can a bookkeeper be called an Accountant?
Your business requires two financial works happening simultaneously: bookkeeping and accounting. While bookkeeping involves the documentation of financial transactions, accounting involves analysing the documents to extract valuable economic data. This means that bookkeeping is different from accounting, and a bookkeeper cannot be interchangeably called an accountant, even though both work with a company’s financial data.

To help you understand better, we have listed the duties of a bookkeeper and an accountant separately in this blog.

Duties of a Bookkeeper

Keeping Track of Daily Transactions 


Daily transactions

A bookkeeper keeps track of a business’s daily expenses and earnings. Bookkeepers use advanced accounting software to collect financial data and sort it in a way that makes sense. Recording each transaction helps businesses understand where their money is going.

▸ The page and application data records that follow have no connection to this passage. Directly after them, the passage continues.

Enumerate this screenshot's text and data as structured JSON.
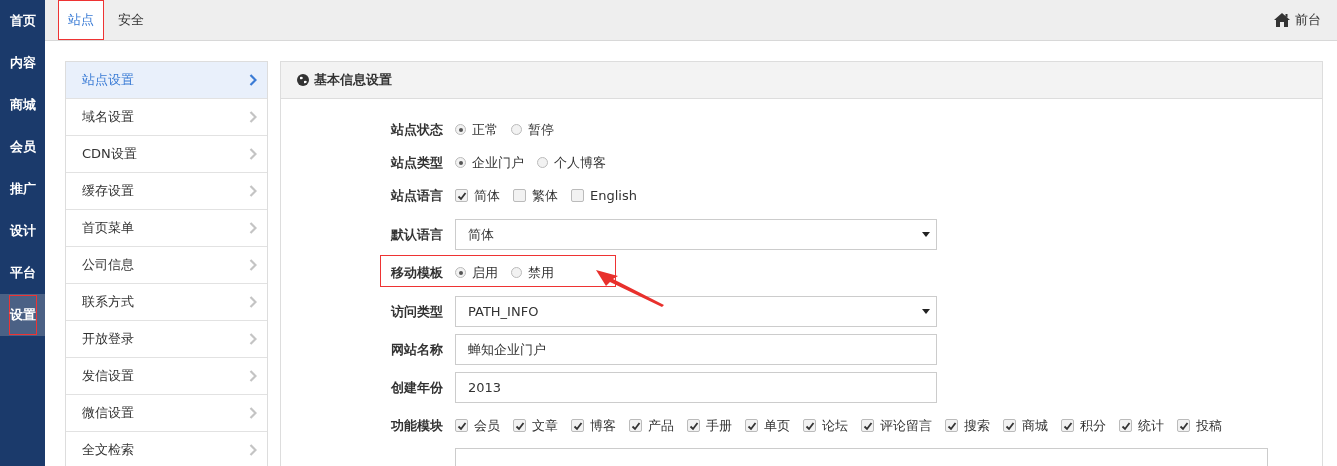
{
  "nav": [
    {
      "label": "首页",
      "selected": false,
      "highlighted": false
    },
    {
      "label": "内容",
      "selected": false,
      "highlighted": false
    },
    {
      "label": "商城",
      "selected": false,
      "highlighted": false
    },
    {
      "label": "会员",
      "selected": false,
      "highlighted": false
    },
    {
      "label": "推广",
      "selected": false,
      "highlighted": false
    },
    {
      "label": "设计",
      "selected": false,
      "highlighted": false
    },
    {
      "label": "平台",
      "selected": false,
      "highlighted": false
    },
    {
      "label": "设置",
      "selected": true,
      "highlighted": true
    }
  ],
  "tabs": [
    {
      "label": "站点",
      "selected": true,
      "highlighted": true
    },
    {
      "label": "安全",
      "selected": false,
      "highlighted": false
    }
  ],
  "frontend_link": "前台",
  "side_menu": [
    {
      "label": "站点设置",
      "selected": true
    },
    {
      "label": "域名设置",
      "selected": false
    },
    {
      "label": "CDN设置",
      "selected": false
    },
    {
      "label": "缓存设置",
      "selected": false
    },
    {
      "label": "首页菜单",
      "selected": false
    },
    {
      "label": "公司信息",
      "selected": false
    },
    {
      "label": "联系方式",
      "selected": false
    },
    {
      "label": "开放登录",
      "selected": false
    },
    {
      "label": "发信设置",
      "selected": false
    },
    {
      "label": "微信设置",
      "selected": false
    },
    {
      "label": "全文检索",
      "selected": false
    }
  ],
  "panel": {
    "title": "基本信息设置",
    "rows": [
      {
        "kind": "radio",
        "label": "站点状态",
        "highlighted": false,
        "options": [
          {
            "label": "正常",
            "selected": true
          },
          {
            "label": "暂停",
            "selected": false
          }
        ]
      },
      {
        "kind": "radio",
        "label": "站点类型",
        "highlighted": false,
        "options": [
          {
            "label": "企业门户",
            "selected": true
          },
          {
            "label": "个人博客",
            "selected": false
          }
        ]
      },
      {
        "kind": "checkbox",
        "label": "站点语言",
        "highlighted": false,
        "options": [
          {
            "label": "简体",
            "checked": true
          },
          {
            "label": "繁体",
            "checked": false
          },
          {
            "label": "English",
            "checked": false
          }
        ]
      },
      {
        "kind": "select",
        "label": "默认语言",
        "highlighted": false,
        "value": "简体"
      },
      {
        "kind": "radio",
        "label": "移动模板",
        "highlighted": true,
        "options": [
          {
            "label": "启用",
            "selected": true
          },
          {
            "label": "禁用",
            "selected": false
          }
        ]
      },
      {
        "kind": "select",
        "label": "访问类型",
        "highlighted": false,
        "value": "PATH_INFO"
      },
      {
        "kind": "text",
        "label": "网站名称",
        "highlighted": false,
        "value": "蝉知企业门户"
      },
      {
        "kind": "text",
        "label": "创建年份",
        "highlighted": false,
        "value": "2013"
      },
      {
        "kind": "checkbox",
        "label": "功能模块",
        "highlighted": false,
        "options": [
          {
            "label": "会员",
            "checked": true
          },
          {
            "label": "文章",
            "checked": true
          },
          {
            "label": "博客",
            "checked": true
          },
          {
            "label": "产品",
            "checked": true
          },
          {
            "label": "手册",
            "checked": true
          },
          {
            "label": "单页",
            "checked": true
          },
          {
            "label": "论坛",
            "checked": true
          },
          {
            "label": "评论留言",
            "checked": true
          },
          {
            "label": "搜索",
            "checked": true
          },
          {
            "label": "商城",
            "checked": true
          },
          {
            "label": "积分",
            "checked": true
          },
          {
            "label": "统计",
            "checked": true
          },
          {
            "label": "投稿",
            "checked": true
          }
        ]
      },
      {
        "kind": "textarea",
        "highlighted": false
      }
    ]
  }
}
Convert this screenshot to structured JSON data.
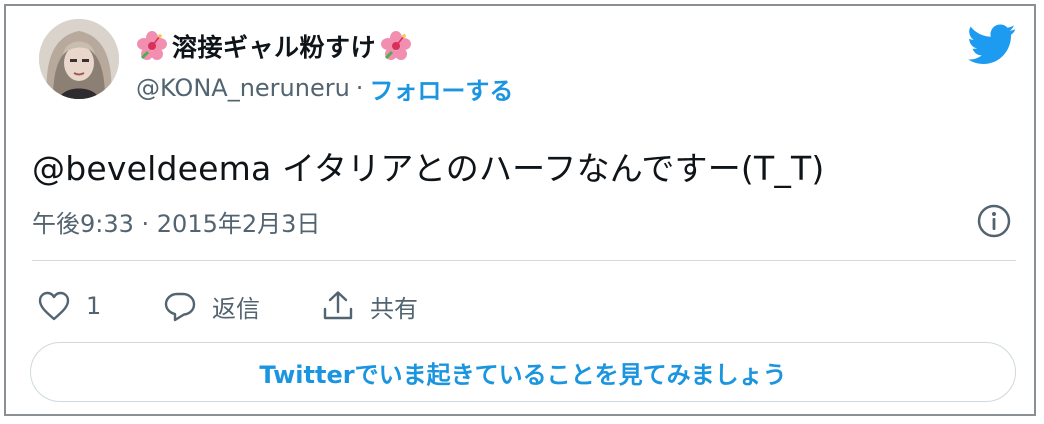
{
  "user": {
    "display_name": "溶接ギャル粉すけ",
    "handle": "@KONA_neruneru",
    "separator": "·",
    "follow_label": "フォローする",
    "name_emoji": "hibiscus-icon"
  },
  "tweet": {
    "text": "@beveldeema イタリアとのハーフなんですー(T_T)",
    "timestamp": "午後9:33 · 2015年2月3日"
  },
  "actions": {
    "like_count": "1",
    "reply_label": "返信",
    "share_label": "共有"
  },
  "cta": {
    "label": "Twitterでいま起きていることを見てみましょう"
  },
  "colors": {
    "twitter_blue": "#1b95e0",
    "text_primary": "#0f1419",
    "text_secondary": "#536471",
    "border": "#cfd9de",
    "hibiscus": "#f28fb0"
  }
}
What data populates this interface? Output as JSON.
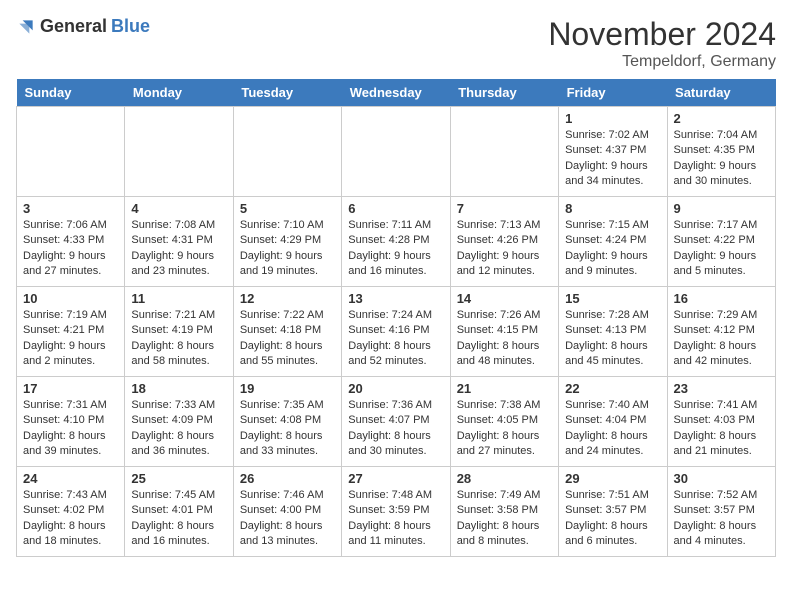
{
  "logo": {
    "general": "General",
    "blue": "Blue"
  },
  "title": "November 2024",
  "subtitle": "Tempeldorf, Germany",
  "weekdays": [
    "Sunday",
    "Monday",
    "Tuesday",
    "Wednesday",
    "Thursday",
    "Friday",
    "Saturday"
  ],
  "weeks": [
    [
      {
        "day": "",
        "info": ""
      },
      {
        "day": "",
        "info": ""
      },
      {
        "day": "",
        "info": ""
      },
      {
        "day": "",
        "info": ""
      },
      {
        "day": "",
        "info": ""
      },
      {
        "day": "1",
        "info": "Sunrise: 7:02 AM\nSunset: 4:37 PM\nDaylight: 9 hours and 34 minutes."
      },
      {
        "day": "2",
        "info": "Sunrise: 7:04 AM\nSunset: 4:35 PM\nDaylight: 9 hours and 30 minutes."
      }
    ],
    [
      {
        "day": "3",
        "info": "Sunrise: 7:06 AM\nSunset: 4:33 PM\nDaylight: 9 hours and 27 minutes."
      },
      {
        "day": "4",
        "info": "Sunrise: 7:08 AM\nSunset: 4:31 PM\nDaylight: 9 hours and 23 minutes."
      },
      {
        "day": "5",
        "info": "Sunrise: 7:10 AM\nSunset: 4:29 PM\nDaylight: 9 hours and 19 minutes."
      },
      {
        "day": "6",
        "info": "Sunrise: 7:11 AM\nSunset: 4:28 PM\nDaylight: 9 hours and 16 minutes."
      },
      {
        "day": "7",
        "info": "Sunrise: 7:13 AM\nSunset: 4:26 PM\nDaylight: 9 hours and 12 minutes."
      },
      {
        "day": "8",
        "info": "Sunrise: 7:15 AM\nSunset: 4:24 PM\nDaylight: 9 hours and 9 minutes."
      },
      {
        "day": "9",
        "info": "Sunrise: 7:17 AM\nSunset: 4:22 PM\nDaylight: 9 hours and 5 minutes."
      }
    ],
    [
      {
        "day": "10",
        "info": "Sunrise: 7:19 AM\nSunset: 4:21 PM\nDaylight: 9 hours and 2 minutes."
      },
      {
        "day": "11",
        "info": "Sunrise: 7:21 AM\nSunset: 4:19 PM\nDaylight: 8 hours and 58 minutes."
      },
      {
        "day": "12",
        "info": "Sunrise: 7:22 AM\nSunset: 4:18 PM\nDaylight: 8 hours and 55 minutes."
      },
      {
        "day": "13",
        "info": "Sunrise: 7:24 AM\nSunset: 4:16 PM\nDaylight: 8 hours and 52 minutes."
      },
      {
        "day": "14",
        "info": "Sunrise: 7:26 AM\nSunset: 4:15 PM\nDaylight: 8 hours and 48 minutes."
      },
      {
        "day": "15",
        "info": "Sunrise: 7:28 AM\nSunset: 4:13 PM\nDaylight: 8 hours and 45 minutes."
      },
      {
        "day": "16",
        "info": "Sunrise: 7:29 AM\nSunset: 4:12 PM\nDaylight: 8 hours and 42 minutes."
      }
    ],
    [
      {
        "day": "17",
        "info": "Sunrise: 7:31 AM\nSunset: 4:10 PM\nDaylight: 8 hours and 39 minutes."
      },
      {
        "day": "18",
        "info": "Sunrise: 7:33 AM\nSunset: 4:09 PM\nDaylight: 8 hours and 36 minutes."
      },
      {
        "day": "19",
        "info": "Sunrise: 7:35 AM\nSunset: 4:08 PM\nDaylight: 8 hours and 33 minutes."
      },
      {
        "day": "20",
        "info": "Sunrise: 7:36 AM\nSunset: 4:07 PM\nDaylight: 8 hours and 30 minutes."
      },
      {
        "day": "21",
        "info": "Sunrise: 7:38 AM\nSunset: 4:05 PM\nDaylight: 8 hours and 27 minutes."
      },
      {
        "day": "22",
        "info": "Sunrise: 7:40 AM\nSunset: 4:04 PM\nDaylight: 8 hours and 24 minutes."
      },
      {
        "day": "23",
        "info": "Sunrise: 7:41 AM\nSunset: 4:03 PM\nDaylight: 8 hours and 21 minutes."
      }
    ],
    [
      {
        "day": "24",
        "info": "Sunrise: 7:43 AM\nSunset: 4:02 PM\nDaylight: 8 hours and 18 minutes."
      },
      {
        "day": "25",
        "info": "Sunrise: 7:45 AM\nSunset: 4:01 PM\nDaylight: 8 hours and 16 minutes."
      },
      {
        "day": "26",
        "info": "Sunrise: 7:46 AM\nSunset: 4:00 PM\nDaylight: 8 hours and 13 minutes."
      },
      {
        "day": "27",
        "info": "Sunrise: 7:48 AM\nSunset: 3:59 PM\nDaylight: 8 hours and 11 minutes."
      },
      {
        "day": "28",
        "info": "Sunrise: 7:49 AM\nSunset: 3:58 PM\nDaylight: 8 hours and 8 minutes."
      },
      {
        "day": "29",
        "info": "Sunrise: 7:51 AM\nSunset: 3:57 PM\nDaylight: 8 hours and 6 minutes."
      },
      {
        "day": "30",
        "info": "Sunrise: 7:52 AM\nSunset: 3:57 PM\nDaylight: 8 hours and 4 minutes."
      }
    ]
  ]
}
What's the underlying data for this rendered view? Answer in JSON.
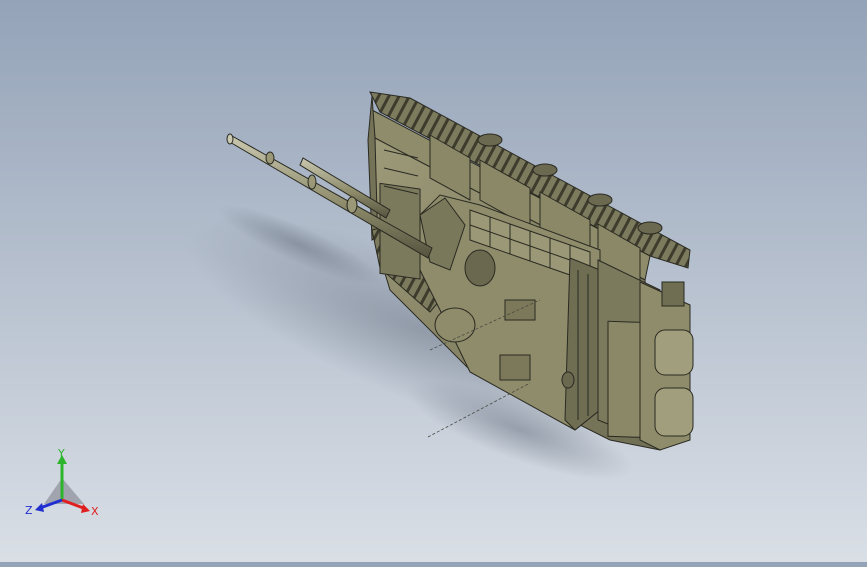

This data collection is also called ledger maintenance.

Bookkeepers also check non-digital payments like those made by cash and cheque. They ensure invoices are cleared on time by sending reminders to suppliers and customers.

Recording such transactions helps maintain a systematic record of a business’s finances. This comes in handy during audits and tax filing. It also helps business owners gauge their financial status. Efficient bookkeeping saves both money and time for businesses. 

Keeping a Check on Business’s Cash Flow

Business's Cash Flow

In addition to keeping records, backups, and archives of financial data, a bookkeeper is also responsible for determining a business’s cash flow. They calculate the proportion of income to expenditure for a business to determine whether the company is profitable or lost.  

A good cash flow indicates that a business has enough money to pay salaries to its employees, advance to its suppliers, and buy new assets or make investments. However, if a business has a negative cash flow, it needs to limit its spending to make only necessary expenses. Thus, having a bookkeeper monitor a business’s cash flow is very important. 

Managing The Payroll

Managing The Payroll

Another area where bookkeepers offer tremendous help is in payroll. When a business has a few employees, it is easy to hand out salaries; however, as the employee count increases, handling salaries, payroll taxes, compensation, etc., can become complicated. 

Handling payroll is one of the duties of a bookkeeper. They manage employee timesheets, pay the required payroll and superannuation taxes, distribute due commissions, etc.

Bookkeepers reconcile employees’ banking information with accounting software to ensure smoother and more efficient payroll management. This helps businesses focus on adding value rather than being stuck on handling employee payroll challenges daily. 

Helping in Decision Making


Businesses make complicated decisions daily. Most of these decisions are directly or indirectly related to money. Bookkeepers have the financial documents to help business owners make these financial decisions. 

For example, bookkeepers can suggest cost-cutting methods to save more money; they can also suggest tax deduction methods, etc.

Duties of an Accountant

Preparing Budget Forecasts

Preparing Budget Forecasts

An accountant uses the financial documents a bookkeeper prepares to make budget forecasts for a said period. He uses his analytical skills to find patterns in data and visualises the financial market to make this budget estimate. He also oversees the work of a bookkeeper.

For example, even though a bookkeeper stores financial data and updates it, an accountant is the one who monitors the storage, management, and updation of this data, and decisions can only be made with his permission. 

Paying Taxes

This is one of the essential duties of an accountant, and a bookkeeper is not allowed to do so by the regulatory authorities. An accountant is authorised to file taxes on behalf of a business, and He also sizes up the tax return to ensure that the company receives a good tax deduction. 

He also helps the management make decisions by providing financial consultation on important questions after doing data analysis.

Making Financial Statements

A business must produce certain financial documents for the government to verify. They are also bound to generate internal financial documents to understand their financial situation. An accountant prepares all such financial statements. 

These business reports, including profit and loss statements, are significant for the growth of a business.

Following Regulatory Laws

Preparing Budget Forecasts

The government keeps updating the tax laws and other regulatory laws for businesses. An accountant stays current on all such information and helps companies  ensure compliance.

This helps companies adhere to industry standards. Accountants also manage balance sheets and monthly and yearly closings.

To Sum It Up

An accountant and a bookkeeper have different tasks. The best way to make your business succeed is by outsourcing your accounting and bookkeeping work to a third-party entity that provides both services cost-effectively.